[MATERIAL SUPPLIED]

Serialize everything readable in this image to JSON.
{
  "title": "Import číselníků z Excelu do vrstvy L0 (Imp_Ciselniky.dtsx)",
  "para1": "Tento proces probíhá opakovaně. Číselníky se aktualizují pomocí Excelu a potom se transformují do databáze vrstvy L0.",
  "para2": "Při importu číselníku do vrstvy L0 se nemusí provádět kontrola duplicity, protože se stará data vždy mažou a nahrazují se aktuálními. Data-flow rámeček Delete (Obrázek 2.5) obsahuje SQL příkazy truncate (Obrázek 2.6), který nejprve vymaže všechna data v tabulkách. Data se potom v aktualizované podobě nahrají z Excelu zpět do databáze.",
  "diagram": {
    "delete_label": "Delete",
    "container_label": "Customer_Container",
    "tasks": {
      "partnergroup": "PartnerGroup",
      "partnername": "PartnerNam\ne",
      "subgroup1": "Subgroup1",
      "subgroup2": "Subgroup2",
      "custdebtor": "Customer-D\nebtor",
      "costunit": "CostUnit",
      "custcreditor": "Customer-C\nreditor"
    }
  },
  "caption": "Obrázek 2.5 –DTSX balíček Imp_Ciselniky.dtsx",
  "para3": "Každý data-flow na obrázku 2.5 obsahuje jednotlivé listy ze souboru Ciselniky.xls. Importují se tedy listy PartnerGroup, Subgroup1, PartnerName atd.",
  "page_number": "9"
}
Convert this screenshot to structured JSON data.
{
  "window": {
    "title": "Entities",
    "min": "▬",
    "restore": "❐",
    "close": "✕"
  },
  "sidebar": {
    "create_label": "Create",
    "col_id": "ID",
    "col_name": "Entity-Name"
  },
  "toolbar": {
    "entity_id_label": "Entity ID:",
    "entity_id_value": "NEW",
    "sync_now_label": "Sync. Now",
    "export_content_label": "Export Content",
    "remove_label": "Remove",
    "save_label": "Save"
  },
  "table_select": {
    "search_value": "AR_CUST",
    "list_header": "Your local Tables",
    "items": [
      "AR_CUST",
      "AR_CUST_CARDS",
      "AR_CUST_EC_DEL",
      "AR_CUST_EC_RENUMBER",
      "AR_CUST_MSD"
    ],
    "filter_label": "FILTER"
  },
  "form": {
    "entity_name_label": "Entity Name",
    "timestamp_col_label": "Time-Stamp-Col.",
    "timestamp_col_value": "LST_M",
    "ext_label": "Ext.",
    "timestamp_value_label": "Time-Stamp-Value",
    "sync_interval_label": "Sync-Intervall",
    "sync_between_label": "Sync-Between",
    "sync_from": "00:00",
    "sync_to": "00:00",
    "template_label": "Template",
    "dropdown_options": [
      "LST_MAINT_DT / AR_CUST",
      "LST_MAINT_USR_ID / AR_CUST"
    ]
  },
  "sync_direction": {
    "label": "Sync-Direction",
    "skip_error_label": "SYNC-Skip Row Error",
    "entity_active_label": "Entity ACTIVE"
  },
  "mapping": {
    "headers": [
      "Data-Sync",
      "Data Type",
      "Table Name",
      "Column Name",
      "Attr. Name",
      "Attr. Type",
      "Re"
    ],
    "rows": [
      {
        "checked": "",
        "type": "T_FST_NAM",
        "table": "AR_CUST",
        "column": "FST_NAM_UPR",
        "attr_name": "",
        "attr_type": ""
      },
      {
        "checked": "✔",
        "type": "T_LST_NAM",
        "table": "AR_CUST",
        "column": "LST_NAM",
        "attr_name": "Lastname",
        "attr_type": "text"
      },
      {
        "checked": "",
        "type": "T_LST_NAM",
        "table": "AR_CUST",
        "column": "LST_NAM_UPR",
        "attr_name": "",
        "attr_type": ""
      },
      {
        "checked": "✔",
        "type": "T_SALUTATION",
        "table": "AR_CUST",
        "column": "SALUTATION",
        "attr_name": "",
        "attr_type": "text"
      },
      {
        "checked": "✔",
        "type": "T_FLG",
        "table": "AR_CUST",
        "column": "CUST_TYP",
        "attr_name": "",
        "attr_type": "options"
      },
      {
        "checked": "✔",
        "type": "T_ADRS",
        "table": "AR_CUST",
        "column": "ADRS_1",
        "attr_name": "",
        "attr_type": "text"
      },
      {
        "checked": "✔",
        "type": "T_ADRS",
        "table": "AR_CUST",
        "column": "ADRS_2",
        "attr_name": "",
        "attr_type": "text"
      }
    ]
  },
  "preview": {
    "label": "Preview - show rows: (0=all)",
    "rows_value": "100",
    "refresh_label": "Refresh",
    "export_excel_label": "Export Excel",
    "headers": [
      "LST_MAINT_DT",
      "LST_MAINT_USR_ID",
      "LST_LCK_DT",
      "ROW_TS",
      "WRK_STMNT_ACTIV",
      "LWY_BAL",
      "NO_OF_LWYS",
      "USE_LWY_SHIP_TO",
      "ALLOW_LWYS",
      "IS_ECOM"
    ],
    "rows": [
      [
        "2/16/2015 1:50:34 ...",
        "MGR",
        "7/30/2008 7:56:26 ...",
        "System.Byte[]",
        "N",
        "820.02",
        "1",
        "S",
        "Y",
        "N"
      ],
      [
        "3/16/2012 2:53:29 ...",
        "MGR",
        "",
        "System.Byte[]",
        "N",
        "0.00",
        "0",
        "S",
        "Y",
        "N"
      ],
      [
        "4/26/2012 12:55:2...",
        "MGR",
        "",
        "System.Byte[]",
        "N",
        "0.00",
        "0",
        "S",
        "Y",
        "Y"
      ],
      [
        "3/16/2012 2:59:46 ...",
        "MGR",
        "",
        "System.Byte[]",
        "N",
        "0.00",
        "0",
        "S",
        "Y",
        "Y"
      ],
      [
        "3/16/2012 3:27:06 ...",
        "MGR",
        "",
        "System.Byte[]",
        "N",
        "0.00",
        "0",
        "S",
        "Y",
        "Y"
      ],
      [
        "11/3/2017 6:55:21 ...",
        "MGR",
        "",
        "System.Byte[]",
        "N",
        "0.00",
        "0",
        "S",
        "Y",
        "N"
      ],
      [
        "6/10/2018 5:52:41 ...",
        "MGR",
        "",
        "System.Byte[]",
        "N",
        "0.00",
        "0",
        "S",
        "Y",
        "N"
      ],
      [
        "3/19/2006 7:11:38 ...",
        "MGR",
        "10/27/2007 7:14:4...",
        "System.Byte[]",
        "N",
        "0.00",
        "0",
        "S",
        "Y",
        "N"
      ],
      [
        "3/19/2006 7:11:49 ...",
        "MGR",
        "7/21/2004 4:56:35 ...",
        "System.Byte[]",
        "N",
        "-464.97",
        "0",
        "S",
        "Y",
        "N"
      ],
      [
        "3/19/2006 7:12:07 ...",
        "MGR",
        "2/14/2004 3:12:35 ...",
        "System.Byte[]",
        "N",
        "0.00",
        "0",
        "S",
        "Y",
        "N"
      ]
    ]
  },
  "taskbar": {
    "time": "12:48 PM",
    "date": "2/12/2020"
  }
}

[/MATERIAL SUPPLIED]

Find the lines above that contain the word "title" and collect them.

  "title": "Import číselníků z Excelu do vrstvy L0 (Imp_Ciselniky.dtsx)",
    "title": "Entities",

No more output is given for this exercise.